Answering the Call to Service
After the war, Donovan decided that he wanted to become more involved with the government. He served on many different federal commissions and delegations. Donovan also unsuccessfully campaigned for lieutenant governor and governor of New York in 1922 and 1932, respectively. In 1924, President Calvin Coolidge appointed Donovan to serve as the assistant to the Attorney General as an anti-trust lawyer. Donovan even established a Wall Street law firm called Donovan, Leisure, Newton, Lumbard, and Irvine, where he spent most of his time when he wasn’t traveling.
Donovan was a very well-traveled individual. Through his love of travel, he entered the world of intelligence. Donovan traveled a lot for pleasure and for his corporate law clients. During these trips he met with many leaders, including Benito Mussolini of Italy.
Donovan’s extensive travel experience brought him to the attention of President Roosevelt, who asked him to visit England as an unofficial envoy in November 1940 to interview British officials and determine if they could withstand Nazi German. Through his meetings with Col. Stewart Menzies —the head of the British Secret Intelligence Service — as well as King George VI, Winston Churchill and other British government and military leaders, Donovan realized that the United States needed a centralized means of collecting foreign intelligence. Donovan returned to Washington and shared what he had learned with President Roosevelt.
Establishing an Intelligence Organization
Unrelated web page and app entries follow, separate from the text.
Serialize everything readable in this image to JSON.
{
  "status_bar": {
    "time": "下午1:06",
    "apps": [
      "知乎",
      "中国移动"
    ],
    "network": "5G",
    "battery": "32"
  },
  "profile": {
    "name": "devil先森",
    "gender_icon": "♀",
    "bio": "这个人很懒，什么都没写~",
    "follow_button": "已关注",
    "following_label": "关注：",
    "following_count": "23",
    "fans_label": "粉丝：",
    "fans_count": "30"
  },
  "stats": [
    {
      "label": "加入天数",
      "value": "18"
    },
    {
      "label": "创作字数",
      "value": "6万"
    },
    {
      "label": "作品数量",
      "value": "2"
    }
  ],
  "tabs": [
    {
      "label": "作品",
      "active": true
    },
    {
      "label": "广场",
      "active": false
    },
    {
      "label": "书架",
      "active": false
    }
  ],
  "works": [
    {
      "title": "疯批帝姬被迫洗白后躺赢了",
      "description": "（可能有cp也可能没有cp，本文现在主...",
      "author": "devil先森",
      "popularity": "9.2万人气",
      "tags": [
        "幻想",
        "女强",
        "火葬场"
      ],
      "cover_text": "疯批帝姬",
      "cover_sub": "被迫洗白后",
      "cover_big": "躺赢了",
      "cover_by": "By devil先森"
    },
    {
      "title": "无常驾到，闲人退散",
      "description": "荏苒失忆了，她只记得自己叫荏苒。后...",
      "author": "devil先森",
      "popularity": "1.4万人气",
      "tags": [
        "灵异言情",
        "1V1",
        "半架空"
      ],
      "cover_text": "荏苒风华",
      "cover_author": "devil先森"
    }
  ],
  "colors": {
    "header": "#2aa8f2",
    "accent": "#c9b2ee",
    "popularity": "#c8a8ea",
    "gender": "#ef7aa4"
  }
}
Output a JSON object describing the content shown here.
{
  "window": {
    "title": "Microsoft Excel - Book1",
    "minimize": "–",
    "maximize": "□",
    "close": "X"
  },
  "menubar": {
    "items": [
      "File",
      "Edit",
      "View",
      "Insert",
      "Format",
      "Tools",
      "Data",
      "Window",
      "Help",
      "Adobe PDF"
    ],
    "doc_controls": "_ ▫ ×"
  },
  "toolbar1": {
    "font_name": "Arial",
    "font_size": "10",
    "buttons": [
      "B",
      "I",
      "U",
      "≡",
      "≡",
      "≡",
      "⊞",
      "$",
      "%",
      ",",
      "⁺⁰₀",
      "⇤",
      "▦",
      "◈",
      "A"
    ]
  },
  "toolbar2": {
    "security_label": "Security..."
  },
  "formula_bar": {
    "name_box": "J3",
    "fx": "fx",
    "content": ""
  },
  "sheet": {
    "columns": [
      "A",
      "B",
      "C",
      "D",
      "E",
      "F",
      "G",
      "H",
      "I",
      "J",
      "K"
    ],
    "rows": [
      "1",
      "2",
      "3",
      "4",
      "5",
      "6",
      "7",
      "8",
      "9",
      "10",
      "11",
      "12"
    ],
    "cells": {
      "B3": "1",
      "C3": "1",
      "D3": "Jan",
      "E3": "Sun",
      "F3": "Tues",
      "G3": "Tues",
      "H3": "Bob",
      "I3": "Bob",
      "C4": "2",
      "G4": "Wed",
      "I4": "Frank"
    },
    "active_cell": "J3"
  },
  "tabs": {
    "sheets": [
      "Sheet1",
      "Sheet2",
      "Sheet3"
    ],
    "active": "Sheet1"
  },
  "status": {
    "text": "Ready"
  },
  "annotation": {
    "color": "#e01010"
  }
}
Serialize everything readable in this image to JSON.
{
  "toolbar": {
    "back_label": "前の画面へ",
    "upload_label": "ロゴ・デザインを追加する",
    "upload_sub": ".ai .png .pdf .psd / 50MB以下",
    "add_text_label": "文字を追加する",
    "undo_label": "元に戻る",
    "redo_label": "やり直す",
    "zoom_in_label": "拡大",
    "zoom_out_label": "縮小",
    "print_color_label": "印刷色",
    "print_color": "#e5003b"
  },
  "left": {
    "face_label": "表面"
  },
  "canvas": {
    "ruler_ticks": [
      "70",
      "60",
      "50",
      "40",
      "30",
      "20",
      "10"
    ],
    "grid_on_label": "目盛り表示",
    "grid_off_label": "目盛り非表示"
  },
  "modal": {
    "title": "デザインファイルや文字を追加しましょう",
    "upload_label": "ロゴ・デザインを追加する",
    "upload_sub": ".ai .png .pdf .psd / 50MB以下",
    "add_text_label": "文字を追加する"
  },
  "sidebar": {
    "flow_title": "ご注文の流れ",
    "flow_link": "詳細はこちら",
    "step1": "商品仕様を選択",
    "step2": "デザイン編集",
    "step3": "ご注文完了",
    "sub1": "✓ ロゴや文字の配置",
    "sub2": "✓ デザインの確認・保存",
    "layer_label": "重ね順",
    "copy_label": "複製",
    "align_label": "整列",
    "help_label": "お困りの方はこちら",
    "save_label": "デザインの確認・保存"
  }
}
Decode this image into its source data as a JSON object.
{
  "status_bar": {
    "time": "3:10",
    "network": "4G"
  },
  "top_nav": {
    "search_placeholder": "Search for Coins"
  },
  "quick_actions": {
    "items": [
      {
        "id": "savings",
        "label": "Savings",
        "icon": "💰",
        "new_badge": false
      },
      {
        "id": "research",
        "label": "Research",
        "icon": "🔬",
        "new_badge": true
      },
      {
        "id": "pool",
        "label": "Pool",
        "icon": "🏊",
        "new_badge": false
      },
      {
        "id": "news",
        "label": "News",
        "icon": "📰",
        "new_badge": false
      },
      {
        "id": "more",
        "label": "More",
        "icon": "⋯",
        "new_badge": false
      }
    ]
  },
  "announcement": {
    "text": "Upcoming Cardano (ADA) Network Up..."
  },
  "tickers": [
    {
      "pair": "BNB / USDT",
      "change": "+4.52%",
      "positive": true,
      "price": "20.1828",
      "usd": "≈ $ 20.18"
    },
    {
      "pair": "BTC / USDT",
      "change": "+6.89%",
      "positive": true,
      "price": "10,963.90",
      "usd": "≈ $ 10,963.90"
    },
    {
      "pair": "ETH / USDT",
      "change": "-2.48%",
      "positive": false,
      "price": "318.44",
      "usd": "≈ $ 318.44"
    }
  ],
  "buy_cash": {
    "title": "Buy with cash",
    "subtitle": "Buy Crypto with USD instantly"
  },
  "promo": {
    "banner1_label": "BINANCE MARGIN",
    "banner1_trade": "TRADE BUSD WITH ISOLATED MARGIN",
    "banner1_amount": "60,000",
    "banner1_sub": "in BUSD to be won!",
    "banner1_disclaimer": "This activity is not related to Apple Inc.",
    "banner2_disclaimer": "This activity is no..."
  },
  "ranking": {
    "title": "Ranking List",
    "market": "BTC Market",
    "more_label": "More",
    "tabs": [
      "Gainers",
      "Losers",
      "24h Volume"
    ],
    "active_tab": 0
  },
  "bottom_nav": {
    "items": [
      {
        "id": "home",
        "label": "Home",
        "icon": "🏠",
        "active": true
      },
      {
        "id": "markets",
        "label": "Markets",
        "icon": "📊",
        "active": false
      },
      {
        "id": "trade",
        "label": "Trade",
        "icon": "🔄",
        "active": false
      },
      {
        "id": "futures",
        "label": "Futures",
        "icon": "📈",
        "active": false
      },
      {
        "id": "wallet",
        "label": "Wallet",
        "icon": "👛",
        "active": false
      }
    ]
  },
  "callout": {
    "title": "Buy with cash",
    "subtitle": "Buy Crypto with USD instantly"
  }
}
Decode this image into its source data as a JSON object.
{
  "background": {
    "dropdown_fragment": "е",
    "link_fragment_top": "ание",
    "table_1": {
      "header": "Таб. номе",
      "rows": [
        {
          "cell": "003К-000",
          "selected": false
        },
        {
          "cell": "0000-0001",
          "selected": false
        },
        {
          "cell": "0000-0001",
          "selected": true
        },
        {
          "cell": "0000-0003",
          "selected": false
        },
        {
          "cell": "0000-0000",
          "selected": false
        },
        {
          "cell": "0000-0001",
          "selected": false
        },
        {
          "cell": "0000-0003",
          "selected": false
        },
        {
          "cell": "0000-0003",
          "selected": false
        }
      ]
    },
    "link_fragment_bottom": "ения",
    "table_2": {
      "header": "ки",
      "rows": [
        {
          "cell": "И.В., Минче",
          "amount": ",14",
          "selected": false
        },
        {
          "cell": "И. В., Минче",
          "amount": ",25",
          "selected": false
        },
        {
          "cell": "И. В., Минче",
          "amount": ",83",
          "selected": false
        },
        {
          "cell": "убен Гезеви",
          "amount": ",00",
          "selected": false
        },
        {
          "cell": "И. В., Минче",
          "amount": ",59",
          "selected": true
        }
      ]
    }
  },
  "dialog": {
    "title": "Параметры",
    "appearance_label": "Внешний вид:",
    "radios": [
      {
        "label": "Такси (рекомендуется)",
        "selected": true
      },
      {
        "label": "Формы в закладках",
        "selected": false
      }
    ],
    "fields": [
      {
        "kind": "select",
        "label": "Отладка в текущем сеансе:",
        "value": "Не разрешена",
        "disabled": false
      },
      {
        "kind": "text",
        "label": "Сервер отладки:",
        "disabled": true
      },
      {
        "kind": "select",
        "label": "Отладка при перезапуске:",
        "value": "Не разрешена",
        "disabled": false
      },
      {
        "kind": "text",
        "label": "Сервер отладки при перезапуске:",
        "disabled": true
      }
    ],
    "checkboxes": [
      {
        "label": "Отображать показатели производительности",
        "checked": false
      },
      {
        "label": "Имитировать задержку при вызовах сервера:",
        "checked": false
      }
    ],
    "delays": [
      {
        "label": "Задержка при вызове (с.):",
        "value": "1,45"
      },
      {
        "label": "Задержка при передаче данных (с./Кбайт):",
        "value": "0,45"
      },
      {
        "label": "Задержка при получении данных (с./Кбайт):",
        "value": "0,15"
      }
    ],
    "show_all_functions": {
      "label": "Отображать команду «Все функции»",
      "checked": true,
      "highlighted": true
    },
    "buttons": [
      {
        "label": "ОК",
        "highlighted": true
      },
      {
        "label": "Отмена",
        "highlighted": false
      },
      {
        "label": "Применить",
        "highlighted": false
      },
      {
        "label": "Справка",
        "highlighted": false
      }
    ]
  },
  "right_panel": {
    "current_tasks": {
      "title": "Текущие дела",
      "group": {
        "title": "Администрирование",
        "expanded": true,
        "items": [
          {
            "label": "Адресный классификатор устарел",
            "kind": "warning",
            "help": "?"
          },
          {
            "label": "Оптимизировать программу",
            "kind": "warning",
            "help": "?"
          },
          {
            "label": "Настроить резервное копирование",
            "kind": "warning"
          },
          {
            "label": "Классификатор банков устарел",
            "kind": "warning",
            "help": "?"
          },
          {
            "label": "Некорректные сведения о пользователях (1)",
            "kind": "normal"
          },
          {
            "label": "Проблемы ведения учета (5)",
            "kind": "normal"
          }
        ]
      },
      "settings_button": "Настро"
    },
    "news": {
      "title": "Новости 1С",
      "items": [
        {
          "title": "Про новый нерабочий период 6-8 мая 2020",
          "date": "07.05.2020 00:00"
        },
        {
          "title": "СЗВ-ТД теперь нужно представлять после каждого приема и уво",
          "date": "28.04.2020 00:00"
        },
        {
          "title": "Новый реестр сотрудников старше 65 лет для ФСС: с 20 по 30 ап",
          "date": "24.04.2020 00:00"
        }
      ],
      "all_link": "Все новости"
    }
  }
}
On July 11, 1941, President Roosevelt established the Office of the Coordination of Information (COI) and named Donovan as its director. From this moment forward, Donovan became known as the “Father of American Intelligence.”
The COI was tasked with coordinating information collected abroad for the president. After the United States became involved in World War II, the COI became the Office of Strategic Services (OSS) in June 1942, with Donovan still in charge.
The OSS consisted of men and women from many areas and backgrounds — lawyers, historians, bankers, baseball players, actors, and businessmen. Their assignment was to conduct espionage, sabotage, and morale operations against the Axis powers, and conduct in-depth research and analysis on the nation’s enemies and their capabilities.
Donovan was a fearless leader and became known for saying, “let’s give it a try!” The OSS was instrumental in many of the successes during World War II, including providing the U.S. government with advance information about German efforts to develop atomic weapons and the plot to assassinate Hitler.
Life after the War
Toward the end of the war in 1945, Donovan tried to persuade both Presidents Roosevelt and Harry S. Truman to make the OSS a permanent civilian centralized intelligence agency, but his efforts were unsuccessful. The OSS was dissolved in September 1945. Donovan continued to advocate for the formation of a centralized intelligence agency. His persistence paid off when President Truman signed the National Security Act of 1947, which established the Central Intelligence Agency.
Donovan retired from active duty and returned to his work as a lawyer. His first job after the war was serving as an aide to the U.S. chief prosecutor at the Nuremberg trials. After that, he practiced law on Wall Street. In 1953, President Dwight D. Eisenhower appointed Donovan as Ambassador to Thailand.
Donovan died at the age of 76 on February 8, 1959 at the Walter Reed Army Medical Center, in Washington, D.C. He is buried in Arlington National Cemetery.
Donovan was the only American to have received the nations four highest awards: the Medal of Honor, the Distinguished Service Cross, the Distinguished Service Medal, and the National Security Medal. After his death, Donovan was awarded the Freedom Award of the International Rescue Committee. He is also a member of the Military Intelligence Hall of Fame.